A Taiwanese researcher has discovered evidence of how planets formed in the early stages of the solar system, which could lead to a better understanding about how life on Earth emerged.
Lai Shih-ping (賴詩萍), a professor at National Tsing Hua University who leads an international research team, said previous studies indicated planets form millions or tens of millions of years after the birth of a star.
However, Lai’s discovery of a “protoplanetary” disk — a plate-like field upon which planets are formed — shows that planet formation could occur in less than 1 million years.
The findings are published in the latest issue of the scientific journal Astronomy and Astrophysics.
The project has taken Lai two years of planning with Nadia Murillo, a doctoral student in Germany, using the world’s most advanced radio telescopes, known as astronomical interferometers, developed jointly by European, US and Asian scientists.
A large group of radio telescopes, named the Atacama Large Millimeter Array (ALMA) has enabled Lai’s team to examine a protostellar system called VLA1623A to better understand the correlation between the field and the planets.
“The ALMA is amazing. It’s 10 times more powerful than the Hubble telescope,” she said.

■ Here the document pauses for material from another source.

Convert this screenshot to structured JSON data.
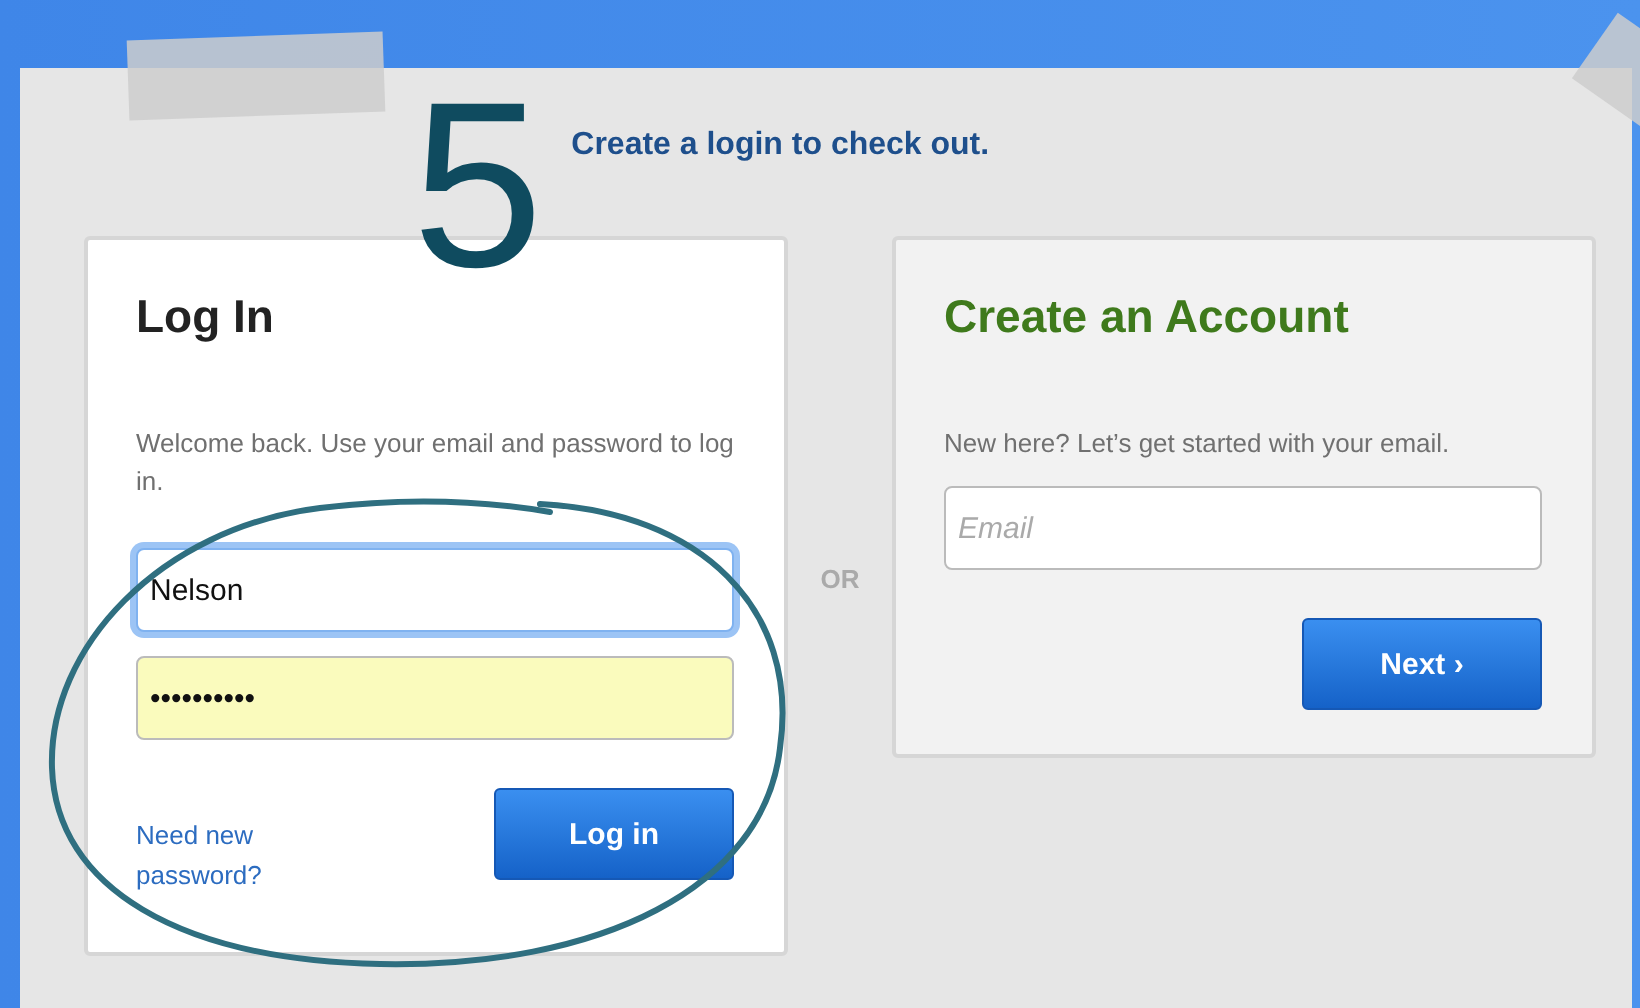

There are similarities between VLA1623A and our own solar system, which make it possible to apply some of the findings to Earth’s formation, Lai said.